And we had the second English corner this week. The student-leaders chose topics from this book that I borrowed from the Peace Corps library called Conversation Inspirations. They chose three topics: 1. what is an ideal age to get married. (Answers were around 25-30, as soon as possible, and I don’t want to get married); 2. What is the best way to discipline a child (answers were across-the-board on this from beat them to well I will treat my child like a friend with respect and discuss the mistake with them); and 3. What was your favorite toy as a child (most of them were in Chinese so not sure. One girl said she only had one toy. And many said they like bears or wished they had a bear). The time in English corner certainly gives me a chance to learn more about my students and China.
Also this week a student stopped by the office and asked me how she should interview for a job. She was seeking a part-time job teaching English at a preschool. I said she should mention how she will teach the kids. She then asked how she should teach them. I suggested making it very engaging and to sing songs. She said she didn’t know any English children’s songs, so of course right there in the office I taught her some. I taught her “head shoulders knees and toes,” 2 different five little monkeys songs and the hokey pokey. What was funny to me was that during this time not one teacher looked up from his/her desk while I was singing and dancing in the office with this student. It made me smile. I figured that they either didn’t notice or what was more likely that they have grown accustomed to the strange new foreign teacher (me) and decided this was just one more odd thing I decided to do. But I didn’t realize the students didn’t know any children’s songs in English, so I think I will have a lecture on it before the end of the semester since all of my students are preschool and primary school teachers-to-be. So if you have any suggestions of songs I can teach the students please send me an email. I would love to hear what some of your favorite songs were from childhood—namely those that teach something.
Finally, I am now the proud owner of a washing machine! Well I don’t own it, the school does, but it is in my apartment and I can now was my clothes and sheets in it for the next two years which is very exciting. That is just one more thing I can check from my list. I imagine it will take me the entire first year to get my house set up. The next thing to do is figure out the heater in my bedroom which I will try to accomplish this weekend.

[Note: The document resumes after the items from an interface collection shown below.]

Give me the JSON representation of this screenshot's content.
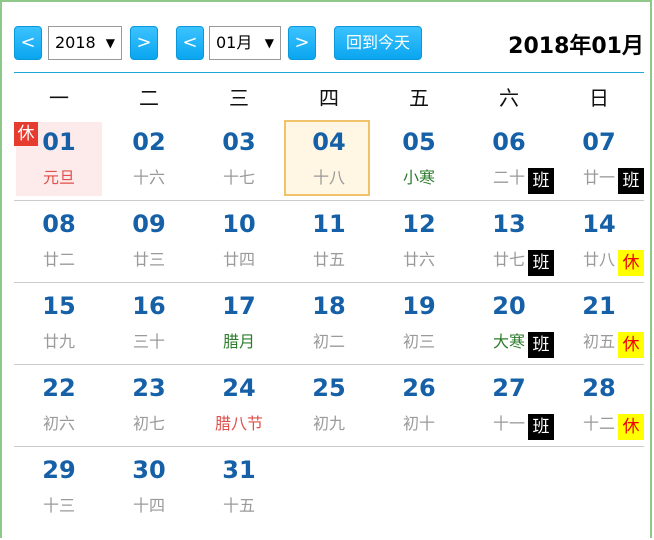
{
  "controls": {
    "prev_year": "<",
    "year_value": "2018",
    "next_year": ">",
    "prev_month": "<",
    "month_value": "01月",
    "next_month": ">",
    "today_button": "回到今天",
    "caret": "▼"
  },
  "title": "2018年01月",
  "weekdays": [
    "一",
    "二",
    "三",
    "四",
    "五",
    "六",
    "日"
  ],
  "badges": {
    "work": "班",
    "rest": "休"
  },
  "days": [
    {
      "day": "01",
      "lunar": "元旦",
      "lunar_type": "holiday",
      "badge": "rest-red",
      "highlight": "holiday"
    },
    {
      "day": "02",
      "lunar": "十六"
    },
    {
      "day": "03",
      "lunar": "十七"
    },
    {
      "day": "04",
      "lunar": "十八",
      "highlight": "today"
    },
    {
      "day": "05",
      "lunar": "小寒",
      "lunar_type": "term"
    },
    {
      "day": "06",
      "lunar": "二十",
      "badge": "work"
    },
    {
      "day": "07",
      "lunar": "廿一",
      "badge": "work"
    },
    {
      "day": "08",
      "lunar": "廿二"
    },
    {
      "day": "09",
      "lunar": "廿三"
    },
    {
      "day": "10",
      "lunar": "廿四"
    },
    {
      "day": "11",
      "lunar": "廿五"
    },
    {
      "day": "12",
      "lunar": "廿六"
    },
    {
      "day": "13",
      "lunar": "廿七",
      "badge": "work"
    },
    {
      "day": "14",
      "lunar": "廿八",
      "badge": "rest"
    },
    {
      "day": "15",
      "lunar": "廿九"
    },
    {
      "day": "16",
      "lunar": "三十"
    },
    {
      "day": "17",
      "lunar": "腊月",
      "lunar_type": "term"
    },
    {
      "day": "18",
      "lunar": "初二"
    },
    {
      "day": "19",
      "lunar": "初三"
    },
    {
      "day": "20",
      "lunar": "大寒",
      "lunar_type": "term",
      "badge": "work"
    },
    {
      "day": "21",
      "lunar": "初五",
      "badge": "rest"
    },
    {
      "day": "22",
      "lunar": "初六"
    },
    {
      "day": "23",
      "lunar": "初七"
    },
    {
      "day": "24",
      "lunar": "腊八节",
      "lunar_type": "holiday"
    },
    {
      "day": "25",
      "lunar": "初九"
    },
    {
      "day": "26",
      "lunar": "初十"
    },
    {
      "day": "27",
      "lunar": "十一",
      "badge": "work"
    },
    {
      "day": "28",
      "lunar": "十二",
      "badge": "rest"
    },
    {
      "day": "29",
      "lunar": "十三"
    },
    {
      "day": "30",
      "lunar": "十四"
    },
    {
      "day": "31",
      "lunar": "十五"
    }
  ]
}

1 comment:

  1. Days of the Week song! it's to the tune of “The Adam’s Family”...I guess this wouldn't be incredibly effective if they aren't familiar with the Adams' Family...but who knows!

    "Days of the week (snap, snap)
    Days of the week (snap, snap)
    Days of the week, days of the week, days of the week (snap, snap)

    There’s Sunday then there’s Monday
    Tuesday then there’s Wednesday
    Thursday then there’s Friday
    And then there’s Saturday

    Days of the week (snap, snap)
    Days of the week (snap, snap)
    Days of the week, days of the week, days of the week (snap, snap)"